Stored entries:
Content starts

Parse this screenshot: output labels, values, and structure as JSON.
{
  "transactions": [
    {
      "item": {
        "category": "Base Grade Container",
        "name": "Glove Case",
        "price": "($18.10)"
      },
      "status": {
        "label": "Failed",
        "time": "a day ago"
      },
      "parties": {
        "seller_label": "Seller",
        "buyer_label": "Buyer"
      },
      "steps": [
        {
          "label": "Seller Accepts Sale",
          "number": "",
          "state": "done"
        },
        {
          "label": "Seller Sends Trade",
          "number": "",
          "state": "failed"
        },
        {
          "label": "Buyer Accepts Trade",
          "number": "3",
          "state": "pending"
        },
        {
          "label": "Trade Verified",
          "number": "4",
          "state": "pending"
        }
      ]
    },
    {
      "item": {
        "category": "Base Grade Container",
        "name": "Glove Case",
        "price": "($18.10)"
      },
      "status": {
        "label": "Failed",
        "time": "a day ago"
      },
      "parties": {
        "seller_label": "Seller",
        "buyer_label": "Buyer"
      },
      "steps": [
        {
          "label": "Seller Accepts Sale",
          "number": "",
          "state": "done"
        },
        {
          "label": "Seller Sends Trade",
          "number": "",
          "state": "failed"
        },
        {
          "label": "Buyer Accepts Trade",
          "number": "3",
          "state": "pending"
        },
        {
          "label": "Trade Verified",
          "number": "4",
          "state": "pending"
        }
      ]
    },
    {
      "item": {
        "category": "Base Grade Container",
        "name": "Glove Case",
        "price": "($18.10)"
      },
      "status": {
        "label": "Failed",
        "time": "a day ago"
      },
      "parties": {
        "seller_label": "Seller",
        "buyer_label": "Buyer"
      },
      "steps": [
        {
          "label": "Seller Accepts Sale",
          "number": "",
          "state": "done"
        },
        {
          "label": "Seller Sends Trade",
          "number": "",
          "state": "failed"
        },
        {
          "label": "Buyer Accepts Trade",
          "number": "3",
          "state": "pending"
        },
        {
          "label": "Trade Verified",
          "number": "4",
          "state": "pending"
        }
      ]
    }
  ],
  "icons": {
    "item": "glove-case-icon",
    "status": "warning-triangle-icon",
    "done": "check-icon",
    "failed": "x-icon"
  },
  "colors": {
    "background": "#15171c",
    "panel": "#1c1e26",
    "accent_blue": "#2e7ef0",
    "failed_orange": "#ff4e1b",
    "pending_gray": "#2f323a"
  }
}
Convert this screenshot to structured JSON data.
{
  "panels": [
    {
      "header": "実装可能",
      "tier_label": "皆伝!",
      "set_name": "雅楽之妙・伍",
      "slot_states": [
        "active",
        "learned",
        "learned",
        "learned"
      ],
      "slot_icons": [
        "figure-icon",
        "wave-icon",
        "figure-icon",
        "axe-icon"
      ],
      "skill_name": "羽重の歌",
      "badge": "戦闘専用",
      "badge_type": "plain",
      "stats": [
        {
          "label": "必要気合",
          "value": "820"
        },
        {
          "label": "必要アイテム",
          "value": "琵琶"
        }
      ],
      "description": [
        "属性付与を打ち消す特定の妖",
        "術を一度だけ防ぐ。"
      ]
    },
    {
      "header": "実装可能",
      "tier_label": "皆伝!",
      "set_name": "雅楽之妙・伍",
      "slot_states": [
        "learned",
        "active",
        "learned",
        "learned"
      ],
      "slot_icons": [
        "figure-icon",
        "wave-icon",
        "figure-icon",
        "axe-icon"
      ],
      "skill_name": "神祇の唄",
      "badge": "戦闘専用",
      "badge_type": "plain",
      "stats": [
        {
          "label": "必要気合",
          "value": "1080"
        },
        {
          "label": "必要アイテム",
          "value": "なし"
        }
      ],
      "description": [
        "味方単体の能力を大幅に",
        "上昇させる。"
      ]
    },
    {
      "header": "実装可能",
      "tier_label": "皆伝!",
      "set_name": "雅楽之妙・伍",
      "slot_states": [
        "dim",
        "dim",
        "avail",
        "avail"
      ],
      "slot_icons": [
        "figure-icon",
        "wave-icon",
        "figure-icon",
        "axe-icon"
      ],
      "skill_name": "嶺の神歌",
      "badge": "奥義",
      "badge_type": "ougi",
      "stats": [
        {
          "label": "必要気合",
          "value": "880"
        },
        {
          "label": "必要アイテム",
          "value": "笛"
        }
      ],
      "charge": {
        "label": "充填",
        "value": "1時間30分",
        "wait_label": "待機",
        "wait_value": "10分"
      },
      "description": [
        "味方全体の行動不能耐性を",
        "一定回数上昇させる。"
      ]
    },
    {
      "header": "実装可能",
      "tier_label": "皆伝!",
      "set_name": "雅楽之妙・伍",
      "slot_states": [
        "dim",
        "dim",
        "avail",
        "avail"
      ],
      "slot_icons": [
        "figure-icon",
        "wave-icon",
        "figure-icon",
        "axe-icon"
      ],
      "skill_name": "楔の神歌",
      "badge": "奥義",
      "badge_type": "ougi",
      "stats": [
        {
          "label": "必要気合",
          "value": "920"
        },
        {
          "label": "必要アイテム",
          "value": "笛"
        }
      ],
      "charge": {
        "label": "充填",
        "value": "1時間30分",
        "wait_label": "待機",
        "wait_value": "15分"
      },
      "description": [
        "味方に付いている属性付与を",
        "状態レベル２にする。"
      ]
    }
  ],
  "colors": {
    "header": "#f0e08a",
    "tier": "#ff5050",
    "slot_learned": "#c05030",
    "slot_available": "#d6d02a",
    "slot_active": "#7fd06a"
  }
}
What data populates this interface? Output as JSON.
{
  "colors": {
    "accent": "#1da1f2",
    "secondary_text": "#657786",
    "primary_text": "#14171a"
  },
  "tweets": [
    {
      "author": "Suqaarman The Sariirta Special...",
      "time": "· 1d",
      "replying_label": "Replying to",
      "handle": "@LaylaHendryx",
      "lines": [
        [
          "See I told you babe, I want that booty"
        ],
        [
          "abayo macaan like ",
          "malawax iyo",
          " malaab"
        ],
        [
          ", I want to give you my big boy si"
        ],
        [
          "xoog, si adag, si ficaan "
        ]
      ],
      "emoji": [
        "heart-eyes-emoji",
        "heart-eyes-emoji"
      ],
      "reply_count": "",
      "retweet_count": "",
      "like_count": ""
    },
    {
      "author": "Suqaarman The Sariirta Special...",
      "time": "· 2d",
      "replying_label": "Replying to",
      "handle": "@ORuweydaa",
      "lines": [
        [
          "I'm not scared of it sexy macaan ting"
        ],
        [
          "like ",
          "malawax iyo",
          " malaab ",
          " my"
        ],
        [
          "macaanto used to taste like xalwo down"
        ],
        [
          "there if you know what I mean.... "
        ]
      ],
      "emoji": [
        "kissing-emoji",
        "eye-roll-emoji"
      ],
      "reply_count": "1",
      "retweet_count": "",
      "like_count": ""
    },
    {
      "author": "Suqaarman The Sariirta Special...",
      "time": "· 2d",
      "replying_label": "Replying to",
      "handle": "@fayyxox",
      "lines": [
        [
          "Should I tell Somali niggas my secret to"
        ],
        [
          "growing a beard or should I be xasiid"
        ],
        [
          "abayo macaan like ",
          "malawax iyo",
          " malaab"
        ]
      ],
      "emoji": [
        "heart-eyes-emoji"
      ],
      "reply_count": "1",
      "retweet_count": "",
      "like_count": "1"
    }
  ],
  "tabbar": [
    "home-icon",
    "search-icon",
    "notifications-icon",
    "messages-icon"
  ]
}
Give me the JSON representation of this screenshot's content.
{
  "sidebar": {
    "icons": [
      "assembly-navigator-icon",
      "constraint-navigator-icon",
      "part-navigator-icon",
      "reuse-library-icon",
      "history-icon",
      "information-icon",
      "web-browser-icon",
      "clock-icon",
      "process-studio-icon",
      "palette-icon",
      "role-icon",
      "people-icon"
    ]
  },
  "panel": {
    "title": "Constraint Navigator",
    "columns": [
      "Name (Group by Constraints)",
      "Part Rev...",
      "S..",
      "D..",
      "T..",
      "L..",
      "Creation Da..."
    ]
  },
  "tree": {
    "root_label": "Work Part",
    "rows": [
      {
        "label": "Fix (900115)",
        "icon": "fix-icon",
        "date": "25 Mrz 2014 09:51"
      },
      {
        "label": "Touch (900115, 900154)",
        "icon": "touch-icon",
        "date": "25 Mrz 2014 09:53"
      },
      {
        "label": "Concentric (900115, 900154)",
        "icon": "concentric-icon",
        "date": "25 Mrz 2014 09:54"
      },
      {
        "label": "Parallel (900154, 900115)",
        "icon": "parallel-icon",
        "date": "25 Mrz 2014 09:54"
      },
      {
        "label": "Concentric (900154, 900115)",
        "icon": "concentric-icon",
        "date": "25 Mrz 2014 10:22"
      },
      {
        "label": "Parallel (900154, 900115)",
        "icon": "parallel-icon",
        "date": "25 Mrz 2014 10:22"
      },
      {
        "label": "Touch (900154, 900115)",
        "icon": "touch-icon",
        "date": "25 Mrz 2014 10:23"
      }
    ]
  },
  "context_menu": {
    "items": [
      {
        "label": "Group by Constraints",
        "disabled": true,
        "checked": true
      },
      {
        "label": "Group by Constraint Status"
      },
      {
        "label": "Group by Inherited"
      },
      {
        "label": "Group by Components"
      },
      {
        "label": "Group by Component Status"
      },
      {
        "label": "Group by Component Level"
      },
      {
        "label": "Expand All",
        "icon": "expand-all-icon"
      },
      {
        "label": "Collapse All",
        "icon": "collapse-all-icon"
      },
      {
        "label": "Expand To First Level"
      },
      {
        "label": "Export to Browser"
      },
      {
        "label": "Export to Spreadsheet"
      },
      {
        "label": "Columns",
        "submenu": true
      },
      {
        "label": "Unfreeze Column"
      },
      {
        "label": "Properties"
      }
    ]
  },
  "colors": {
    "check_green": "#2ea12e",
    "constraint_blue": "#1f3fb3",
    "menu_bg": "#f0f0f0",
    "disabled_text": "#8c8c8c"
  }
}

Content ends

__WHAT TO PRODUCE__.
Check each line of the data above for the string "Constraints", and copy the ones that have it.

__EXERCISE RESULT__.
      "Name (Group by Constraints)",
        "label": "Group by Constraints",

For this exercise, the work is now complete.